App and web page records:
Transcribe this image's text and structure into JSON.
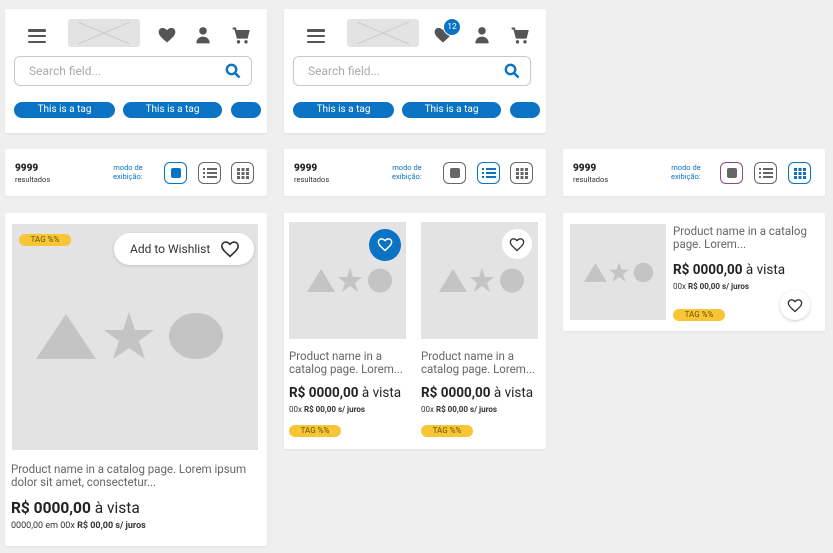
{
  "header": {
    "search_placeholder": "Search field...",
    "tag_label": "This is a tag",
    "wishlist_count": "12"
  },
  "results": {
    "count": "9999",
    "count_label": "resultados",
    "mode_label_1": "modo de",
    "mode_label_2": "exibição:"
  },
  "product": {
    "tag": "TAG %%",
    "wishlist_button": "Add to Wishlist",
    "name_long": "Product name in a catalog page. Lorem ipsum dolor sit amet, consectetur...",
    "name_short": "Product name in a catalog page. Lorem...",
    "price_value": "R$ 0000,00",
    "price_suffix": "à vista",
    "inst_large_prefix": "0000,00 em 00x",
    "inst_value": "R$ 00,00 s/ juros",
    "inst_prefix": "00x"
  },
  "colors": {
    "accent": "#0a73c4",
    "tag": "#f7c536",
    "placeholder": "#e3e3e3"
  }
}
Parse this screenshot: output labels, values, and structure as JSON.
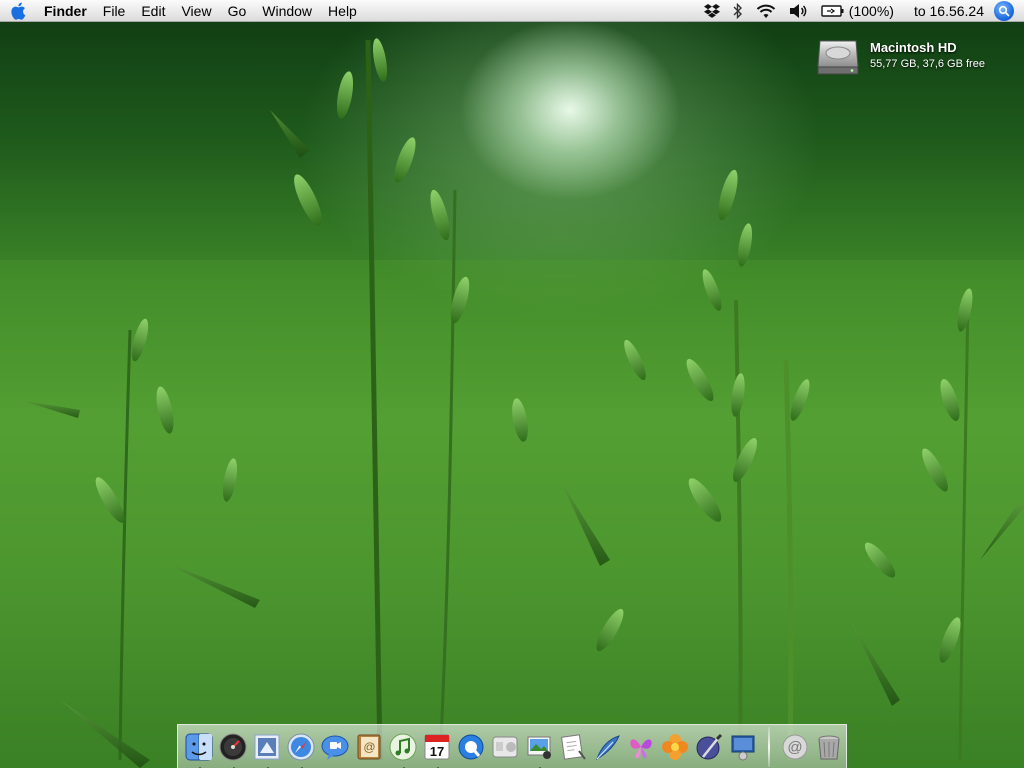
{
  "menubar": {
    "apple_icon": "apple-icon",
    "app_name": "Finder",
    "items": [
      "File",
      "Edit",
      "View",
      "Go",
      "Window",
      "Help"
    ],
    "status": {
      "dropbox_icon": "dropbox-icon",
      "bluetooth_icon": "bluetooth-icon",
      "wifi_icon": "wifi-icon",
      "volume_icon": "volume-icon",
      "battery_icon": "battery-icon",
      "battery_percent": "(100%)",
      "clock": "to 16.56.24",
      "spotlight_icon": "spotlight-icon"
    }
  },
  "desktop": {
    "disk": {
      "name": "Macintosh HD",
      "info": "55,77 GB, 37,6 GB free"
    }
  },
  "dock": {
    "apps": [
      {
        "icon": "finder-icon",
        "running": true
      },
      {
        "icon": "dashboard-icon",
        "running": true
      },
      {
        "icon": "mail-stamp-icon",
        "running": true
      },
      {
        "icon": "safari-icon",
        "running": true
      },
      {
        "icon": "ichat-icon",
        "running": false
      },
      {
        "icon": "address-book-icon",
        "running": false
      },
      {
        "icon": "itunes-icon",
        "running": true
      },
      {
        "icon": "ical-icon",
        "running": true
      },
      {
        "icon": "quicktime-icon",
        "running": false
      },
      {
        "icon": "apple-hardware-icon",
        "running": false
      },
      {
        "icon": "iphoto-icon",
        "running": true
      },
      {
        "icon": "preview-icon",
        "running": false
      },
      {
        "icon": "feather-icon",
        "running": false
      },
      {
        "icon": "butterfly-icon",
        "running": false
      },
      {
        "icon": "flower-icon",
        "running": false
      },
      {
        "icon": "script-editor-icon",
        "running": false
      },
      {
        "icon": "system-preferences-icon",
        "running": false
      }
    ],
    "calendar_day": "17",
    "docs": [
      {
        "icon": "downloads-at-icon"
      },
      {
        "icon": "trash-icon"
      }
    ]
  },
  "colors": {
    "menubar_bg": "#ececec",
    "spotlight_blue": "#1f6fe0",
    "grass_green": "#4b9430",
    "dock_bg": "#d8ded8"
  }
}
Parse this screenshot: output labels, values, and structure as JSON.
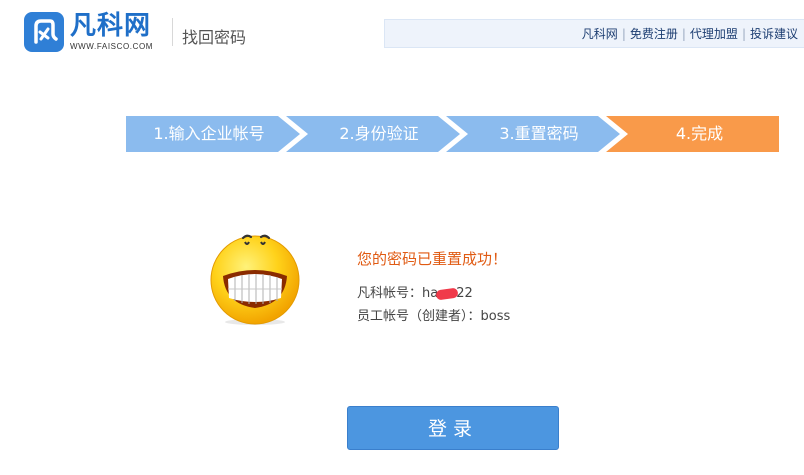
{
  "header": {
    "logo_name": "凡科网",
    "logo_domain": "WWW.FAISCO.COM",
    "page_title": "找回密码"
  },
  "top_nav": {
    "links": [
      "凡科网",
      "免费注册",
      "代理加盟",
      "投诉建议"
    ],
    "separator": "|"
  },
  "steps": [
    {
      "label": "1.输入企业帐号",
      "state": "done"
    },
    {
      "label": "2.身份验证",
      "state": "done"
    },
    {
      "label": "3.重置密码",
      "state": "done"
    },
    {
      "label": "4.完成",
      "state": "current"
    }
  ],
  "result": {
    "message": "您的密码已重置成功！",
    "account_label": "凡科帐号：",
    "account_value_prefix": "ha",
    "account_value_suffix": "22",
    "employee_label": "员工帐号（创建者）：",
    "employee_value": "boss"
  },
  "login_button": "登录",
  "colors": {
    "brand_blue": "#1f6fc8",
    "step_done": "#8bbbee",
    "step_current": "#f99a4a",
    "success_text": "#e05a12",
    "button": "#4c96e0"
  }
}
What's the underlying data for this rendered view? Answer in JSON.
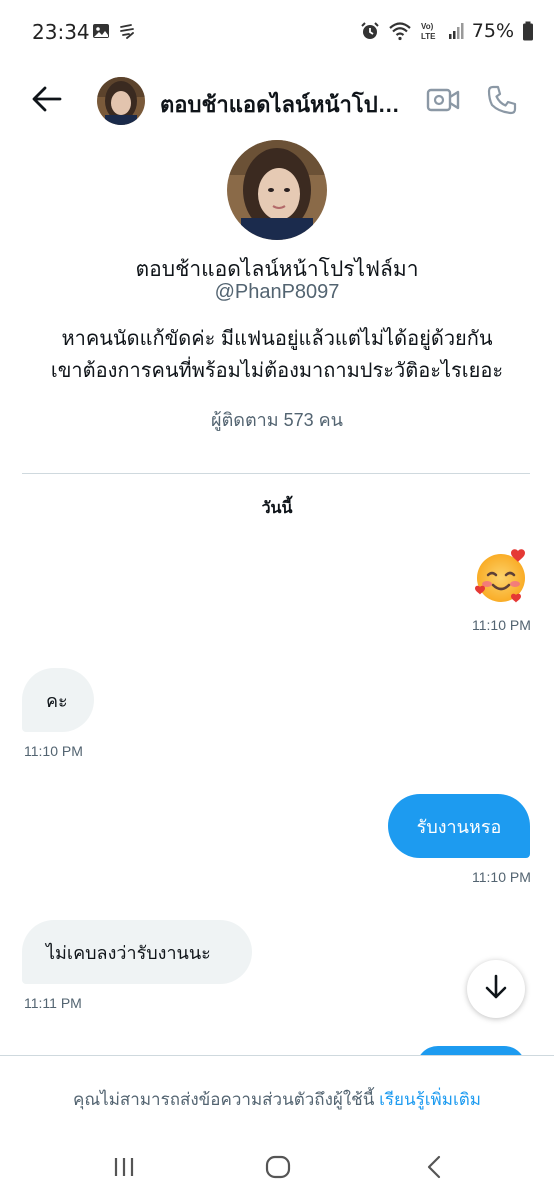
{
  "status_bar": {
    "time": "23:34",
    "battery": "75%",
    "icons": [
      "gallery-icon",
      "weather-icon",
      "alarm-icon",
      "wifi-icon",
      "volte-icon",
      "signal-icon",
      "battery-icon"
    ]
  },
  "header": {
    "title": "ตอบช้าแอดไลน์หน้าโปรไฟล์มา",
    "icons": [
      "back-arrow-icon",
      "video-call-icon",
      "phone-icon"
    ]
  },
  "profile": {
    "name": "ตอบช้าแอดไลน์หน้าโปรไฟล์มา",
    "handle": "@PhanP8097",
    "bio_line1": "หาคนนัดแก้ขัดค่ะ มีแฟนอยู่แล้วแต่ไม่ได้อยู่ด้วยกัน",
    "bio_line2": "เขาต้องการคนที่พร้อมไม่ต้องมาถามประวัติอะไรเยอะ",
    "followers": "ผู้ติดตาม 573 คน"
  },
  "conversation": {
    "day_label": "วันนี้",
    "messages": [
      {
        "direction": "out",
        "text": "🥰",
        "time": "11:10 PM"
      },
      {
        "direction": "in",
        "text": "คะ",
        "time": "11:10 PM"
      },
      {
        "direction": "out",
        "text": "รับงานหรอ",
        "time": "11:10 PM"
      },
      {
        "direction": "in",
        "text": "ไม่เคบลงว่ารับงานนะ",
        "time": "11:11 PM"
      }
    ]
  },
  "footer": {
    "notice": "คุณไม่สามารถส่งข้อความส่วนตัวถึงผู้ใช้นี้",
    "learn_more": "เรียนรู้เพิ่มเติม"
  },
  "colors": {
    "accent": "#1d9bf0",
    "bubble_in": "#eff3f4",
    "secondary_text": "#536471"
  }
}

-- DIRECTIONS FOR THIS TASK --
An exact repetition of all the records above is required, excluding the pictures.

-- EXERCISE RESULT --
Transcribe this image's text and structure into JSON.
{
  "header": {
    "search_placeholder": "Search field...",
    "tag_label": "This is a tag",
    "wishlist_count": "12"
  },
  "results": {
    "count": "9999",
    "count_label": "resultados",
    "mode_label_1": "modo de",
    "mode_label_2": "exibição:"
  },
  "product": {
    "tag": "TAG %%",
    "wishlist_button": "Add to Wishlist",
    "name_long": "Product name in a catalog page. Lorem ipsum dolor sit amet, consectetur...",
    "name_short": "Product name in a catalog page. Lorem...",
    "price_value": "R$ 0000,00",
    "price_suffix": "à vista",
    "inst_large_prefix": "0000,00 em 00x",
    "inst_value": "R$ 00,00 s/ juros",
    "inst_prefix": "00x"
  },
  "colors": {
    "accent": "#0a73c4",
    "tag": "#f7c536",
    "placeholder": "#e3e3e3"
  }
}
Parse this screenshot: output labels, values, and structure as JSON.
{
  "menubar": {
    "apple_icon": "apple-icon",
    "app_name": "Finder",
    "items": [
      "File",
      "Edit",
      "View",
      "Go",
      "Window",
      "Help"
    ],
    "status": {
      "dropbox_icon": "dropbox-icon",
      "bluetooth_icon": "bluetooth-icon",
      "wifi_icon": "wifi-icon",
      "volume_icon": "volume-icon",
      "battery_icon": "battery-icon",
      "battery_percent": "(100%)",
      "clock": "to 16.56.24",
      "spotlight_icon": "spotlight-icon"
    }
  },
  "desktop": {
    "disk": {
      "name": "Macintosh HD",
      "info": "55,77 GB, 37,6 GB free"
    }
  },
  "dock": {
    "apps": [
      {
        "icon": "finder-icon",
        "running": true
      },
      {
        "icon": "dashboard-icon",
        "running": true
      },
      {
        "icon": "mail-stamp-icon",
        "running": true
      },
      {
        "icon": "safari-icon",
        "running": true
      },
      {
        "icon": "ichat-icon",
        "running": false
      },
      {
        "icon": "address-book-icon",
        "running": false
      },
      {
        "icon": "itunes-icon",
        "running": true
      },
      {
        "icon": "ical-icon",
        "running": true
      },
      {
        "icon": "quicktime-icon",
        "running": false
      },
      {
        "icon": "apple-hardware-icon",
        "running": false
      },
      {
        "icon": "iphoto-icon",
        "running": true
      },
      {
        "icon": "preview-icon",
        "running": false
      },
      {
        "icon": "feather-icon",
        "running": false
      },
      {
        "icon": "butterfly-icon",
        "running": false
      },
      {
        "icon": "flower-icon",
        "running": false
      },
      {
        "icon": "script-editor-icon",
        "running": false
      },
      {
        "icon": "system-preferences-icon",
        "running": false
      }
    ],
    "calendar_day": "17",
    "docs": [
      {
        "icon": "downloads-at-icon"
      },
      {
        "icon": "trash-icon"
      }
    ]
  },
  "colors": {
    "menubar_bg": "#ececec",
    "spotlight_blue": "#1f6fe0",
    "grass_green": "#4b9430",
    "dock_bg": "#d8ded8"
  }
}
Parse this screenshot: output labels, values, and structure as JSON.
{
  "header": {
    "logo_name": "凡科网",
    "logo_domain": "WWW.FAISCO.COM",
    "page_title": "找回密码"
  },
  "top_nav": {
    "links": [
      "凡科网",
      "免费注册",
      "代理加盟",
      "投诉建议"
    ],
    "separator": "|"
  },
  "steps": [
    {
      "label": "1.输入企业帐号",
      "state": "done"
    },
    {
      "label": "2.身份验证",
      "state": "done"
    },
    {
      "label": "3.重置密码",
      "state": "done"
    },
    {
      "label": "4.完成",
      "state": "current"
    }
  ],
  "result": {
    "message": "您的密码已重置成功！",
    "account_label": "凡科帐号：",
    "account_value_prefix": "ha",
    "account_value_suffix": "22",
    "employee_label": "员工帐号（创建者）：",
    "employee_value": "boss"
  },
  "login_button": "登录",
  "colors": {
    "brand_blue": "#1f6fc8",
    "step_done": "#8bbbee",
    "step_current": "#f99a4a",
    "success_text": "#e05a12",
    "button": "#4c96e0"
  }
}
What's the underlying data for this rendered view? Answer in JSON.
{
  "status_bar": {
    "time": "23:34",
    "battery": "75%",
    "icons": [
      "gallery-icon",
      "weather-icon",
      "alarm-icon",
      "wifi-icon",
      "volte-icon",
      "signal-icon",
      "battery-icon"
    ]
  },
  "header": {
    "title": "ตอบช้าแอดไลน์หน้าโปรไฟล์มา",
    "icons": [
      "back-arrow-icon",
      "video-call-icon",
      "phone-icon"
    ]
  },
  "profile": {
    "name": "ตอบช้าแอดไลน์หน้าโปรไฟล์มา",
    "handle": "@PhanP8097",
    "bio_line1": "หาคนนัดแก้ขัดค่ะ มีแฟนอยู่แล้วแต่ไม่ได้อยู่ด้วยกัน",
    "bio_line2": "เขาต้องการคนที่พร้อมไม่ต้องมาถามประวัติอะไรเยอะ",
    "followers": "ผู้ติดตาม 573 คน"
  },
  "conversation": {
    "day_label": "วันนี้",
    "messages": [
      {
        "direction": "out",
        "text": "🥰",
        "time": "11:10 PM"
      },
      {
        "direction": "in",
        "text": "คะ",
        "time": "11:10 PM"
      },
      {
        "direction": "out",
        "text": "รับงานหรอ",
        "time": "11:10 PM"
      },
      {
        "direction": "in",
        "text": "ไม่เคบลงว่ารับงานนะ",
        "time": "11:11 PM"
      }
    ]
  },
  "footer": {
    "notice": "คุณไม่สามารถส่งข้อความส่วนตัวถึงผู้ใช้นี้",
    "learn_more": "เรียนรู้เพิ่มเติม"
  },
  "colors": {
    "accent": "#1d9bf0",
    "bubble_in": "#eff3f4",
    "secondary_text": "#536471"
  }
}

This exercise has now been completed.